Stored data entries
================

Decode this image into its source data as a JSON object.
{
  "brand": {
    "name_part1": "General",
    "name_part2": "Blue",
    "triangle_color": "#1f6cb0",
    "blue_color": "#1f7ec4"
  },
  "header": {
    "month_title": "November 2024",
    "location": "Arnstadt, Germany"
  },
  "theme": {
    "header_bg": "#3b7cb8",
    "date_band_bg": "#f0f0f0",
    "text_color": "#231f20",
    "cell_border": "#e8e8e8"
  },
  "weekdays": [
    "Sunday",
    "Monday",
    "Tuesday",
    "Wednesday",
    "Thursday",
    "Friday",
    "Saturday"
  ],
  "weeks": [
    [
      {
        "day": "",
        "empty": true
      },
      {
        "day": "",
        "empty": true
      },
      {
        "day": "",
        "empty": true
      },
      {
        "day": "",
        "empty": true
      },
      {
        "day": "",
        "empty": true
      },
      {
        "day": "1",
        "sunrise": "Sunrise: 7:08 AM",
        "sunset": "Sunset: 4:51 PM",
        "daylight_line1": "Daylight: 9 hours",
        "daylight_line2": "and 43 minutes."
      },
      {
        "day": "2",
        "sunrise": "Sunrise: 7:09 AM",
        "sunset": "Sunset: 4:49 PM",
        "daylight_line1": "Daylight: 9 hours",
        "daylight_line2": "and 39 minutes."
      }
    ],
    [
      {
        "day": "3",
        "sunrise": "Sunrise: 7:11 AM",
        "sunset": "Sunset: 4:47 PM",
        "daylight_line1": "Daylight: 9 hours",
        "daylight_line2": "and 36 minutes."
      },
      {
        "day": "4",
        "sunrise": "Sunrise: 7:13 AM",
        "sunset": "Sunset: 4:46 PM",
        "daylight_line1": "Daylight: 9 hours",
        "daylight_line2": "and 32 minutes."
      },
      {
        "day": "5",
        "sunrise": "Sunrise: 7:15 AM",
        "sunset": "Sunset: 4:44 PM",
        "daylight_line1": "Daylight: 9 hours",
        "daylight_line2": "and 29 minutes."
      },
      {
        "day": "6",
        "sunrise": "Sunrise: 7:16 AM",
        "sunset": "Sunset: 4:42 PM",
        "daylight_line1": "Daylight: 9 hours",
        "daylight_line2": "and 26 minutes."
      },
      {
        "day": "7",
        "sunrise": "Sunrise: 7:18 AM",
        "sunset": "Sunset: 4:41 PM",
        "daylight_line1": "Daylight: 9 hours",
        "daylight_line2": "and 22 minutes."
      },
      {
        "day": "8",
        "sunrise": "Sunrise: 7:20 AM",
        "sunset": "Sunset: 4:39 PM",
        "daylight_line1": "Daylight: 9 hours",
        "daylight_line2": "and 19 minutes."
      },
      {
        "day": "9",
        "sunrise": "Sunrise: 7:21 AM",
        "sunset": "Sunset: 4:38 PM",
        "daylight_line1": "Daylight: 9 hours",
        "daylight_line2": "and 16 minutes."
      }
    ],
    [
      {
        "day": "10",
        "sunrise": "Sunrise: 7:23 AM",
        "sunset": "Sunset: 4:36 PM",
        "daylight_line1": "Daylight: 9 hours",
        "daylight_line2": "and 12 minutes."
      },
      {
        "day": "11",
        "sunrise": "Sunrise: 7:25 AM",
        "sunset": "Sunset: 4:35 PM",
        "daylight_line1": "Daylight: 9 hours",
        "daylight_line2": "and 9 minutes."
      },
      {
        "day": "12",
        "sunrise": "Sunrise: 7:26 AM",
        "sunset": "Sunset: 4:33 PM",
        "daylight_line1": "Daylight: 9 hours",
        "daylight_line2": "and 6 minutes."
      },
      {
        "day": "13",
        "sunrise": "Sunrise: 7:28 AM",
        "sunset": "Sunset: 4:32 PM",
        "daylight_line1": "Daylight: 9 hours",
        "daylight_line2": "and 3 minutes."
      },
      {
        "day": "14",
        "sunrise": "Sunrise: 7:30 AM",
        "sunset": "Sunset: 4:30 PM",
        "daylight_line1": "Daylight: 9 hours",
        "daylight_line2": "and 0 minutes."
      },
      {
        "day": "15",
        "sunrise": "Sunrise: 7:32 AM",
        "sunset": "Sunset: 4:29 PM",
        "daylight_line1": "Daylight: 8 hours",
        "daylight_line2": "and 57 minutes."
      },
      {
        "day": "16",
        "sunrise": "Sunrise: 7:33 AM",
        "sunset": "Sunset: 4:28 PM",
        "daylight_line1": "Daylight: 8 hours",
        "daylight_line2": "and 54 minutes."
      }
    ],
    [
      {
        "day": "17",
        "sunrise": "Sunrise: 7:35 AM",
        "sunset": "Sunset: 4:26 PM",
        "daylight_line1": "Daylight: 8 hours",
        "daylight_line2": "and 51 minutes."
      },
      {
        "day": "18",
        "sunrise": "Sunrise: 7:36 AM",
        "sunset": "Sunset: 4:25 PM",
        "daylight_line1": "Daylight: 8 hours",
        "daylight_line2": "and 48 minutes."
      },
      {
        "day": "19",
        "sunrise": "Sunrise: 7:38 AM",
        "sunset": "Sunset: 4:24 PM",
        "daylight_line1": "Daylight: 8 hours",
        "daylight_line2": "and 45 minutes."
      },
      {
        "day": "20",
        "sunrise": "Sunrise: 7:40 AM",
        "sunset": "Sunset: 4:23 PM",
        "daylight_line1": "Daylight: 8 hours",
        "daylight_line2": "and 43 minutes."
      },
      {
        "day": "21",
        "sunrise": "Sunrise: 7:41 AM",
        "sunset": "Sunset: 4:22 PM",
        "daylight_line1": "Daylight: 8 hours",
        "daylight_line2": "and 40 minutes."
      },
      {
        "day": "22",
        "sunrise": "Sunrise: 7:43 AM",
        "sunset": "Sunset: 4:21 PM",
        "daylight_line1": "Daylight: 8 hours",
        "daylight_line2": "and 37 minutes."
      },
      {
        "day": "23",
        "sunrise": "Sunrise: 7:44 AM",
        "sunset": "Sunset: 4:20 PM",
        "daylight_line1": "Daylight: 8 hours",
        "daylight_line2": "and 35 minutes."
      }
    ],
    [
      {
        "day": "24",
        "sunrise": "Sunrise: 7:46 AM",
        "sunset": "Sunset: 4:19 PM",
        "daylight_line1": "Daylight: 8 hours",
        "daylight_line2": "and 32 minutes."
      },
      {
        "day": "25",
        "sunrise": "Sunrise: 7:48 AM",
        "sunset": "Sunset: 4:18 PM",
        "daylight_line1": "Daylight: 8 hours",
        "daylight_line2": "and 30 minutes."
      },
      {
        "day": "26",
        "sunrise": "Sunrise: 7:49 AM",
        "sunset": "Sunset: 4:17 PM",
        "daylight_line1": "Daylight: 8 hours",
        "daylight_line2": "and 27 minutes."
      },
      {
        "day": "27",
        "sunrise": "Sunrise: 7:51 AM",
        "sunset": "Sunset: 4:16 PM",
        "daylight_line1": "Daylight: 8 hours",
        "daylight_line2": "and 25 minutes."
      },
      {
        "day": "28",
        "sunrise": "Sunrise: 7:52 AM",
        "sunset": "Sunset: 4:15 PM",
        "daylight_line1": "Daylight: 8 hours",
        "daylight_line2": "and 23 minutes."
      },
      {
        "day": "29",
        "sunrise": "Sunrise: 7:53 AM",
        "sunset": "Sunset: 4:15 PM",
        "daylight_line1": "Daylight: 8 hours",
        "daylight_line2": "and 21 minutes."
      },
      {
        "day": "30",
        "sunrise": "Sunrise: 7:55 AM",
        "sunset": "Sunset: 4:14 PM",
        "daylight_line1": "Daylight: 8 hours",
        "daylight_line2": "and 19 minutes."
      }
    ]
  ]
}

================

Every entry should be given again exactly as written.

**Problem solution**
Decode this image into its source data as a JSON object.
{
  "brand": {
    "name_part1": "General",
    "name_part2": "Blue",
    "triangle_color": "#1f6cb0",
    "blue_color": "#1f7ec4"
  },
  "header": {
    "month_title": "November 2024",
    "location": "Arnstadt, Germany"
  },
  "theme": {
    "header_bg": "#3b7cb8",
    "date_band_bg": "#f0f0f0",
    "text_color": "#231f20",
    "cell_border": "#e8e8e8"
  },
  "weekdays": [
    "Sunday",
    "Monday",
    "Tuesday",
    "Wednesday",
    "Thursday",
    "Friday",
    "Saturday"
  ],
  "weeks": [
    [
      {
        "day": "",
        "empty": true
      },
      {
        "day": "",
        "empty": true
      },
      {
        "day": "",
        "empty": true
      },
      {
        "day": "",
        "empty": true
      },
      {
        "day": "",
        "empty": true
      },
      {
        "day": "1",
        "sunrise": "Sunrise: 7:08 AM",
        "sunset": "Sunset: 4:51 PM",
        "daylight_line1": "Daylight: 9 hours",
        "daylight_line2": "and 43 minutes."
      },
      {
        "day": "2",
        "sunrise": "Sunrise: 7:09 AM",
        "sunset": "Sunset: 4:49 PM",
        "daylight_line1": "Daylight: 9 hours",
        "daylight_line2": "and 39 minutes."
      }
    ],
    [
      {
        "day": "3",
        "sunrise": "Sunrise: 7:11 AM",
        "sunset": "Sunset: 4:47 PM",
        "daylight_line1": "Daylight: 9 hours",
        "daylight_line2": "and 36 minutes."
      },
      {
        "day": "4",
        "sunrise": "Sunrise: 7:13 AM",
        "sunset": "Sunset: 4:46 PM",
        "daylight_line1": "Daylight: 9 hours",
        "daylight_line2": "and 32 minutes."
      },
      {
        "day": "5",
        "sunrise": "Sunrise: 7:15 AM",
        "sunset": "Sunset: 4:44 PM",
        "daylight_line1": "Daylight: 9 hours",
        "daylight_line2": "and 29 minutes."
      },
      {
        "day": "6",
        "sunrise": "Sunrise: 7:16 AM",
        "sunset": "Sunset: 4:42 PM",
        "daylight_line1": "Daylight: 9 hours",
        "daylight_line2": "and 26 minutes."
      },
      {
        "day": "7",
        "sunrise": "Sunrise: 7:18 AM",
        "sunset": "Sunset: 4:41 PM",
        "daylight_line1": "Daylight: 9 hours",
        "daylight_line2": "and 22 minutes."
      },
      {
        "day": "8",
        "sunrise": "Sunrise: 7:20 AM",
        "sunset": "Sunset: 4:39 PM",
        "daylight_line1": "Daylight: 9 hours",
        "daylight_line2": "and 19 minutes."
      },
      {
        "day": "9",
        "sunrise": "Sunrise: 7:21 AM",
        "sunset": "Sunset: 4:38 PM",
        "daylight_line1": "Daylight: 9 hours",
        "daylight_line2": "and 16 minutes."
      }
    ],
    [
      {
        "day": "10",
        "sunrise": "Sunrise: 7:23 AM",
        "sunset": "Sunset: 4:36 PM",
        "daylight_line1": "Daylight: 9 hours",
        "daylight_line2": "and 12 minutes."
      },
      {
        "day": "11",
        "sunrise": "Sunrise: 7:25 AM",
        "sunset": "Sunset: 4:35 PM",
        "daylight_line1": "Daylight: 9 hours",
        "daylight_line2": "and 9 minutes."
      },
      {
        "day": "12",
        "sunrise": "Sunrise: 7:26 AM",
        "sunset": "Sunset: 4:33 PM",
        "daylight_line1": "Daylight: 9 hours",
        "daylight_line2": "and 6 minutes."
      },
      {
        "day": "13",
        "sunrise": "Sunrise: 7:28 AM",
        "sunset": "Sunset: 4:32 PM",
        "daylight_line1": "Daylight: 9 hours",
        "daylight_line2": "and 3 minutes."
      },
      {
        "day": "14",
        "sunrise": "Sunrise: 7:30 AM",
        "sunset": "Sunset: 4:30 PM",
        "daylight_line1": "Daylight: 9 hours",
        "daylight_line2": "and 0 minutes."
      },
      {
        "day": "15",
        "sunrise": "Sunrise: 7:32 AM",
        "sunset": "Sunset: 4:29 PM",
        "daylight_line1": "Daylight: 8 hours",
        "daylight_line2": "and 57 minutes."
      },
      {
        "day": "16",
        "sunrise": "Sunrise: 7:33 AM",
        "sunset": "Sunset: 4:28 PM",
        "daylight_line1": "Daylight: 8 hours",
        "daylight_line2": "and 54 minutes."
      }
    ],
    [
      {
        "day": "17",
        "sunrise": "Sunrise: 7:35 AM",
        "sunset": "Sunset: 4:26 PM",
        "daylight_line1": "Daylight: 8 hours",
        "daylight_line2": "and 51 minutes."
      },
      {
        "day": "18",
        "sunrise": "Sunrise: 7:36 AM",
        "sunset": "Sunset: 4:25 PM",
        "daylight_line1": "Daylight: 8 hours",
        "daylight_line2": "and 48 minutes."
      },
      {
        "day": "19",
        "sunrise": "Sunrise: 7:38 AM",
        "sunset": "Sunset: 4:24 PM",
        "daylight_line1": "Daylight: 8 hours",
        "daylight_line2": "and 45 minutes."
      },
      {
        "day": "20",
        "sunrise": "Sunrise: 7:40 AM",
        "sunset": "Sunset: 4:23 PM",
        "daylight_line1": "Daylight: 8 hours",
        "daylight_line2": "and 43 minutes."
      },
      {
        "day": "21",
        "sunrise": "Sunrise: 7:41 AM",
        "sunset": "Sunset: 4:22 PM",
        "daylight_line1": "Daylight: 8 hours",
        "daylight_line2": "and 40 minutes."
      },
      {
        "day": "22",
        "sunrise": "Sunrise: 7:43 AM",
        "sunset": "Sunset: 4:21 PM",
        "daylight_line1": "Daylight: 8 hours",
        "daylight_line2": "and 37 minutes."
      },
      {
        "day": "23",
        "sunrise": "Sunrise: 7:44 AM",
        "sunset": "Sunset: 4:20 PM",
        "daylight_line1": "Daylight: 8 hours",
        "daylight_line2": "and 35 minutes."
      }
    ],
    [
      {
        "day": "24",
        "sunrise": "Sunrise: 7:46 AM",
        "sunset": "Sunset: 4:19 PM",
        "daylight_line1": "Daylight: 8 hours",
        "daylight_line2": "and 32 minutes."
      },
      {
        "day": "25",
        "sunrise": "Sunrise: 7:48 AM",
        "sunset": "Sunset: 4:18 PM",
        "daylight_line1": "Daylight: 8 hours",
        "daylight_line2": "and 30 minutes."
      },
      {
        "day": "26",
        "sunrise": "Sunrise: 7:49 AM",
        "sunset": "Sunset: 4:17 PM",
        "daylight_line1": "Daylight: 8 hours",
        "daylight_line2": "and 27 minutes."
      },
      {
        "day": "27",
        "sunrise": "Sunrise: 7:51 AM",
        "sunset": "Sunset: 4:16 PM",
        "daylight_line1": "Daylight: 8 hours",
        "daylight_line2": "and 25 minutes."
      },
      {
        "day": "28",
        "sunrise": "Sunrise: 7:52 AM",
        "sunset": "Sunset: 4:15 PM",
        "daylight_line1": "Daylight: 8 hours",
        "daylight_line2": "and 23 minutes."
      },
      {
        "day": "29",
        "sunrise": "Sunrise: 7:53 AM",
        "sunset": "Sunset: 4:15 PM",
        "daylight_line1": "Daylight: 8 hours",
        "daylight_line2": "and 21 minutes."
      },
      {
        "day": "30",
        "sunrise": "Sunrise: 7:55 AM",
        "sunset": "Sunset: 4:14 PM",
        "daylight_line1": "Daylight: 8 hours",
        "daylight_line2": "and 19 minutes."
      }
    ]
  ]
}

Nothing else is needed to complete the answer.